In respect of climate change, our discussion included the leaders of China, India, Brazil, South Africa and Mexico.
We were able to do four things. First we agreed that Climate Change was indeed a problem, with human activity contributing to it. Second, that we had to tackle it with urgency. Third, that in order to do that, we have to slow down, stop and in time reverse greenhouse gas emissions. Gleneagles adopted an action plan to exploit cleaner technologies which meet our energy needs and safeguard the climate, including measures to develop technologies such as bioenergy and cleaner coal, to promote energy efficiency, and to finance investment in clean technologies in emerging economies.
Fourth, we put in place a new dialogue involving the G8, the emerging economies and the key international institutions to create a pathway to a post Kyoto agreement, so that when Kyoto expires after 2012, the world can act with unity. The new Dialogue between the G8 + 5 and others will have its first meeting in the UK in November.
The G8 also gave its strong support to the Middle East Peace Process and pledged its support for a package of assistance of up to $3 billion a year for Palestine. We gave warm backing to the mission of Jim Wolfensohn, the Quartet's envoy for disengagement, who reported to us at the summit. I continue to think that progress in the Middle East between Israelis and Palestinians is an enormous part of creating a fairer and more secure world.
Inevitably, some will be disappointed with aspects of the G8 Summit. But on any realistic basis, on the two hardest issues on the international agenda, there was progress, in the case of Africa immense progress. We now have to build on this, using our EU Presidency at the UN Summit in September and in Hong Kong in December.
Of course the task is now to implement what has been agreed. But assume we can. If so, millions of children will not die when otherwise they would have. Africa will change its destiny from one of decline to advance. The values of democracy, freedom and the rule of law will be strengthened further still.
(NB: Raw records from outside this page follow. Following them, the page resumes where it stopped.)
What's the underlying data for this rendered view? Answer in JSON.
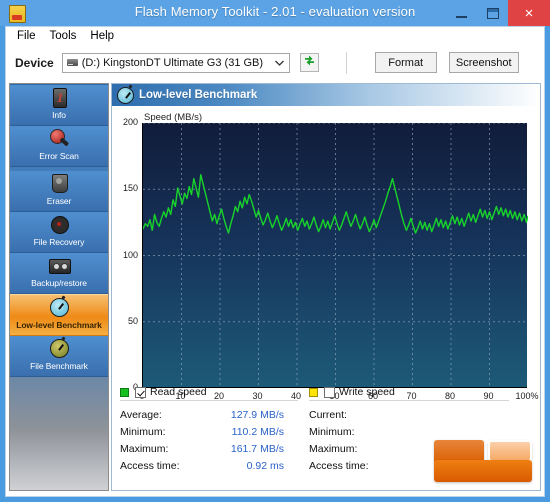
{
  "window": {
    "title": "Flash Memory Toolkit - 2.01 - evaluation version",
    "app_icon": "usb-drive-icon",
    "minimize_label": "–",
    "maximize_label": "□",
    "close_label": "×",
    "accent_color": "#5ba3e5",
    "close_color": "#e04343"
  },
  "menu": {
    "items": [
      {
        "label": "File"
      },
      {
        "label": "Tools"
      },
      {
        "label": "Help"
      }
    ]
  },
  "toolbar": {
    "device_label": "Device",
    "device_value": "(D:) KingstonDT Ultimate G3 (31 GB)",
    "device_options": [
      "(D:) KingstonDT Ultimate G3 (31 GB)"
    ],
    "chevron": "⌄",
    "refresh_icon": "refresh-icon",
    "format_label": "Format",
    "screenshot_label": "Screenshot"
  },
  "sidebar": {
    "items": [
      {
        "label": "Info",
        "icon": "info-icon",
        "active": false
      },
      {
        "label": "Error Scan",
        "icon": "magnifier-icon",
        "active": false
      },
      {
        "label": "Eraser",
        "icon": "eraser-icon",
        "active": false
      },
      {
        "label": "File Recovery",
        "icon": "disc-icon",
        "active": false
      },
      {
        "label": "Backup/restore",
        "icon": "tape-icon",
        "active": false
      },
      {
        "label": "Low-level Benchmark",
        "icon": "stopwatch-icon",
        "active": true
      },
      {
        "label": "File Benchmark",
        "icon": "stopwatch-olive-icon",
        "active": false
      }
    ],
    "active_color": "#ef8a16"
  },
  "panel": {
    "title": "Low-level Benchmark",
    "icon": "stopwatch-icon"
  },
  "chart_data": {
    "type": "line",
    "title": "",
    "ylabel": "Speed (MB/s)",
    "xlabel": "",
    "ylim": [
      0,
      200
    ],
    "xlim": [
      0,
      100
    ],
    "yticks": [
      0,
      50,
      100,
      150,
      200
    ],
    "xticks": [
      "0",
      "10",
      "20",
      "30",
      "40",
      "50",
      "60",
      "70",
      "80",
      "90",
      "100%"
    ],
    "grid": true,
    "legend_position": "below",
    "plot_bg_top": "#111c3a",
    "plot_bg_bottom": "#1d5a78",
    "series": [
      {
        "name": "Read speed",
        "color": "#18d42a",
        "visible": true,
        "x": [
          0,
          0.6,
          1.2,
          1.8,
          2.4,
          3,
          3.6,
          4.2,
          4.8,
          5.4,
          6,
          6.6,
          7.2,
          7.8,
          8.4,
          9,
          9.6,
          10.2,
          10.8,
          11.4,
          12,
          12.6,
          13.2,
          13.8,
          14.4,
          15,
          15.6,
          16.2,
          16.8,
          17.4,
          18,
          18.6,
          19.2,
          19.8,
          20.4,
          21,
          21.6,
          22.2,
          22.8,
          23.4,
          24,
          24.6,
          25.2,
          25.8,
          26.4,
          27,
          27.6,
          28.2,
          28.8,
          29.4,
          30,
          30.6,
          31.2,
          31.8,
          32.4,
          33,
          33.6,
          34.2,
          34.8,
          35.4,
          36,
          36.6,
          37.2,
          37.8,
          38.4,
          39,
          39.6,
          40.2,
          40.8,
          41.4,
          42,
          42.6,
          43.2,
          43.8,
          44.4,
          45,
          45.6,
          46.2,
          46.8,
          47.4,
          48,
          48.6,
          49.2,
          49.8,
          50.4,
          51,
          51.6,
          52.2,
          52.8,
          53.4,
          54,
          54.6,
          55.2,
          55.8,
          56.4,
          57,
          57.6,
          58.2,
          58.8,
          59.4,
          60,
          60.6,
          61.2,
          61.8,
          62.4,
          63,
          63.6,
          64.2,
          64.8,
          65.4,
          66,
          66.6,
          67.2,
          67.8,
          68.4,
          69,
          69.6,
          70.2,
          70.8,
          71.4,
          72,
          72.6,
          73.2,
          73.8,
          74.4,
          75,
          75.6,
          76.2,
          76.8,
          77.4,
          78,
          78.6,
          79.2,
          79.8,
          80.4,
          81,
          81.6,
          82.2,
          82.8,
          83.4,
          84,
          84.6,
          85.2,
          85.8,
          86.4,
          87,
          87.6,
          88.2,
          88.8,
          89.4,
          90,
          90.6,
          91.2,
          91.8,
          92.4,
          93,
          93.6,
          94.2,
          94.8,
          95.4,
          96,
          96.6,
          97.2,
          97.8,
          98.4,
          99,
          99.6,
          100
        ],
        "y": [
          120,
          124,
          122,
          127,
          119,
          131,
          125,
          122,
          128,
          133,
          129,
          136,
          131,
          142,
          137,
          151,
          145,
          139,
          147,
          143,
          152,
          146,
          158,
          151,
          144,
          161,
          154,
          147,
          140,
          133,
          126,
          131,
          124,
          130,
          135,
          128,
          122,
          117,
          124,
          130,
          137,
          133,
          141,
          136,
          144,
          139,
          146,
          141,
          135,
          129,
          134,
          128,
          123,
          127,
          132,
          126,
          121,
          125,
          130,
          124,
          119,
          123,
          128,
          122,
          127,
          121,
          125,
          119,
          124,
          128,
          122,
          126,
          120,
          124,
          129,
          123,
          118,
          122,
          127,
          121,
          126,
          120,
          125,
          130,
          124,
          119,
          123,
          128,
          133,
          127,
          122,
          126,
          131,
          125,
          120,
          124,
          129,
          123,
          118,
          122,
          127,
          121,
          126,
          131,
          136,
          141,
          147,
          152,
          158,
          151,
          144,
          137,
          130,
          124,
          119,
          123,
          128,
          122,
          117,
          121,
          126,
          120,
          125,
          119,
          124,
          118,
          123,
          128,
          122,
          127,
          121,
          126,
          120,
          125,
          130,
          124,
          129,
          123,
          128,
          122,
          127,
          132,
          126,
          131,
          125,
          130,
          135,
          129,
          134,
          128,
          133,
          127,
          132,
          137,
          131,
          136,
          130,
          135,
          129,
          134,
          128,
          133,
          127,
          132,
          126,
          131,
          125,
          130,
          124,
          129,
          123,
          128,
          122,
          126,
          120,
          124,
          118
        ]
      },
      {
        "name": "Write speed",
        "color": "#ffe500",
        "visible": false,
        "x": [],
        "y": []
      }
    ]
  },
  "legend": {
    "read": {
      "label": "Read speed",
      "checked": true,
      "swatch": "#16c020"
    },
    "write": {
      "label": "Write speed",
      "checked": false,
      "swatch": "#ffe500"
    }
  },
  "stats": {
    "read": {
      "rows": [
        {
          "label": "Average:",
          "value": "127.9 MB/s"
        },
        {
          "label": "Minimum:",
          "value": "110.2 MB/s"
        },
        {
          "label": "Maximum:",
          "value": "161.7 MB/s"
        },
        {
          "label": "Access time:",
          "value": "0.92 ms"
        }
      ]
    },
    "write": {
      "rows": [
        {
          "label": "Current:",
          "value": ""
        },
        {
          "label": "Minimum:",
          "value": ""
        },
        {
          "label": "Maximum:",
          "value": ""
        },
        {
          "label": "Access time:",
          "value": ""
        }
      ]
    }
  }
}
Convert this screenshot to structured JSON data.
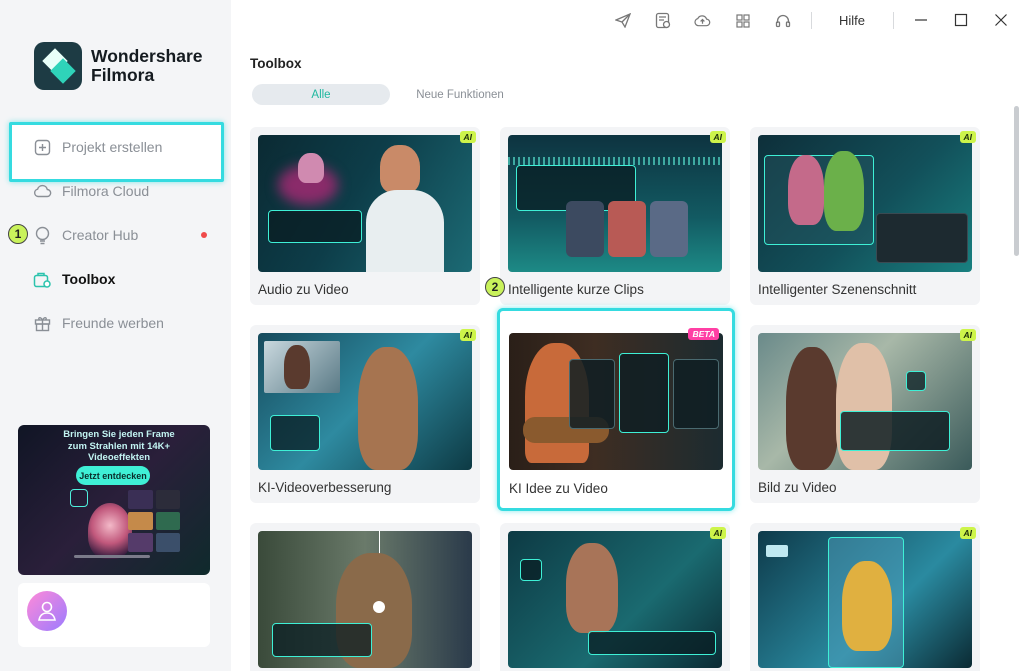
{
  "app": {
    "brand_line1": "Wondershare",
    "brand_line2": "Filmora"
  },
  "topbar": {
    "icons": [
      "paper-plane-icon",
      "task-list-icon",
      "cloud-upload-icon",
      "grid-icon",
      "headset-icon"
    ],
    "help_label": "Hilfe"
  },
  "sidebar": {
    "items": [
      {
        "label": "Projekt erstellen",
        "icon": "plus-square-icon"
      },
      {
        "label": "Filmora Cloud",
        "icon": "cloud-icon"
      },
      {
        "label": "Creator Hub",
        "icon": "bulb-icon"
      },
      {
        "label": "Toolbox",
        "icon": "toolbox-icon"
      },
      {
        "label": "Freunde werben",
        "icon": "gift-icon"
      }
    ],
    "step1": "1",
    "promo": {
      "title": "Bringen Sie jeden Frame zum Strahlen mit 14K+ Videoeffekten",
      "button": "Jetzt entdecken"
    }
  },
  "main": {
    "title": "Toolbox",
    "tabs": [
      {
        "label": "Alle"
      },
      {
        "label": "Neue Funktionen"
      }
    ],
    "step2": "2",
    "cards": [
      {
        "label": "Audio zu Video",
        "badge": "AI"
      },
      {
        "label": "Intelligente kurze Clips",
        "badge": "AI"
      },
      {
        "label": "Intelligenter Szenenschnitt",
        "badge": "AI"
      },
      {
        "label": "KI-Videoverbesserung",
        "badge": "AI"
      },
      {
        "label": "KI Idee zu Video",
        "badge": "BETA"
      },
      {
        "label": "Bild zu Video",
        "badge": "AI"
      },
      {
        "label": "",
        "badge": ""
      },
      {
        "label": "",
        "badge": "AI"
      },
      {
        "label": "",
        "badge": "AI"
      }
    ]
  },
  "colors": {
    "accent": "#35dbe0",
    "brand_teal": "#20b89f",
    "ai_badge": "#cdf44a",
    "beta_badge": "#ff3fa4",
    "notify_dot": "#f04a4a"
  }
}
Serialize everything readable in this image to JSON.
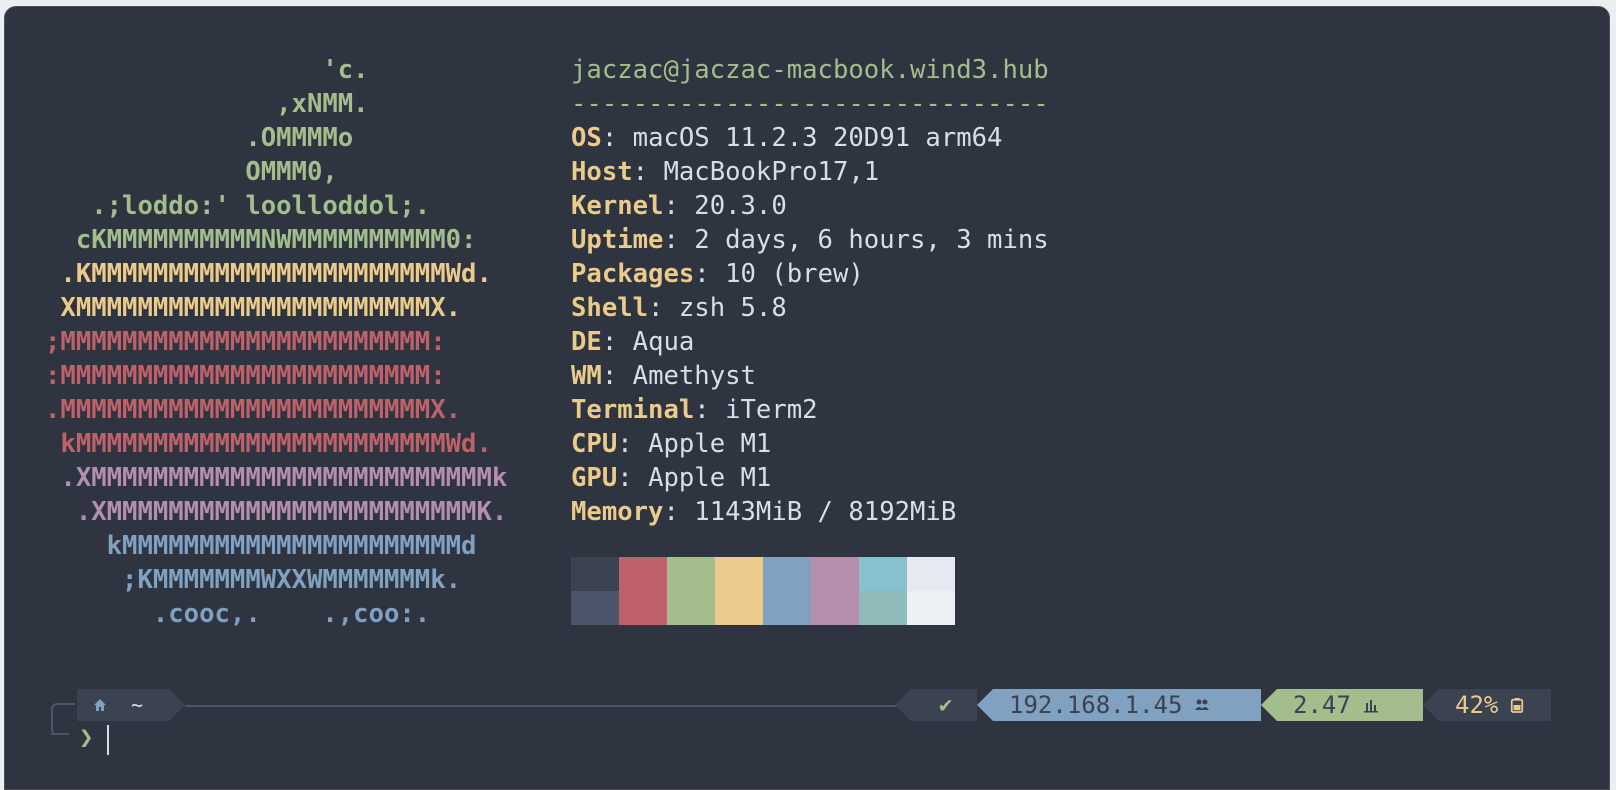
{
  "ascii_lines": [
    {
      "text": "                  'c.",
      "color": "#a3be8c"
    },
    {
      "text": "               ,xNMM.",
      "color": "#a3be8c"
    },
    {
      "text": "             .OMMMMo",
      "color": "#a3be8c"
    },
    {
      "text": "             OMMM0,",
      "color": "#a3be8c"
    },
    {
      "text": "   .;loddo:' loolloddol;.",
      "color": "#a3be8c"
    },
    {
      "text": "  cKMMMMMMMMMMNWMMMMMMMMMM0:",
      "color": "#a3be8c"
    },
    {
      "text": " .KMMMMMMMMMMMMMMMMMMMMMMMWd.",
      "color": "#ebcb8b"
    },
    {
      "text": " XMMMMMMMMMMMMMMMMMMMMMMMX.",
      "color": "#ebcb8b"
    },
    {
      "text": ";MMMMMMMMMMMMMMMMMMMMMMMM:",
      "color": "#bf616a"
    },
    {
      "text": ":MMMMMMMMMMMMMMMMMMMMMMMM:",
      "color": "#bf616a"
    },
    {
      "text": ".MMMMMMMMMMMMMMMMMMMMMMMMX.",
      "color": "#bf616a"
    },
    {
      "text": " kMMMMMMMMMMMMMMMMMMMMMMMMWd.",
      "color": "#bf616a"
    },
    {
      "text": " .XMMMMMMMMMMMMMMMMMMMMMMMMMMk",
      "color": "#b48ead"
    },
    {
      "text": "  .XMMMMMMMMMMMMMMMMMMMMMMMMK.",
      "color": "#b48ead"
    },
    {
      "text": "    kMMMMMMMMMMMMMMMMMMMMMMd",
      "color": "#81a1c1"
    },
    {
      "text": "     ;KMMMMMMMWXXWMMMMMMMk.",
      "color": "#81a1c1"
    },
    {
      "text": "       .cooc,.    .,coo:.",
      "color": "#81a1c1"
    }
  ],
  "user_host": "jaczac@jaczac-macbook.wind3.hub",
  "separator": "-------------------------------",
  "info": [
    {
      "key": "OS",
      "value": " macOS 11.2.3 20D91 arm64"
    },
    {
      "key": "Host",
      "value": " MacBookPro17,1"
    },
    {
      "key": "Kernel",
      "value": " 20.3.0"
    },
    {
      "key": "Uptime",
      "value": " 2 days, 6 hours, 3 mins"
    },
    {
      "key": "Packages",
      "value": " 10 (brew)"
    },
    {
      "key": "Shell",
      "value": " zsh 5.8"
    },
    {
      "key": "DE",
      "value": " Aqua"
    },
    {
      "key": "WM",
      "value": " Amethyst"
    },
    {
      "key": "Terminal",
      "value": " iTerm2"
    },
    {
      "key": "CPU",
      "value": " Apple M1"
    },
    {
      "key": "GPU",
      "value": " Apple M1"
    },
    {
      "key": "Memory",
      "value": " 1143MiB / 8192MiB"
    }
  ],
  "palette_top": [
    "#3b4252",
    "#bf616a",
    "#a3be8c",
    "#ebcb8b",
    "#81a1c1",
    "#b48ead",
    "#88c0d0",
    "#e5e9f0"
  ],
  "palette_bottom": [
    "#4c566a",
    "#bf616a",
    "#a3be8c",
    "#ebcb8b",
    "#81a1c1",
    "#b48ead",
    "#8fbcbb",
    "#eceff4"
  ],
  "prompt": {
    "path": "~",
    "status_check": "✔",
    "ip": "192.168.1.45",
    "load": "2.47",
    "battery": "42%",
    "caret": "❯"
  }
}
And on the environment, today's largest economy can achieve agreement with the largest economies of tomorrow to get the framework, technology and policy in place to reverse the threat of global warming.
Such progress, if achieved, would be the most poignant and powerful riposte to the forces of terrorism.
Source: UK Foreign and Commonwealth Office[an error occurred while processing this directive]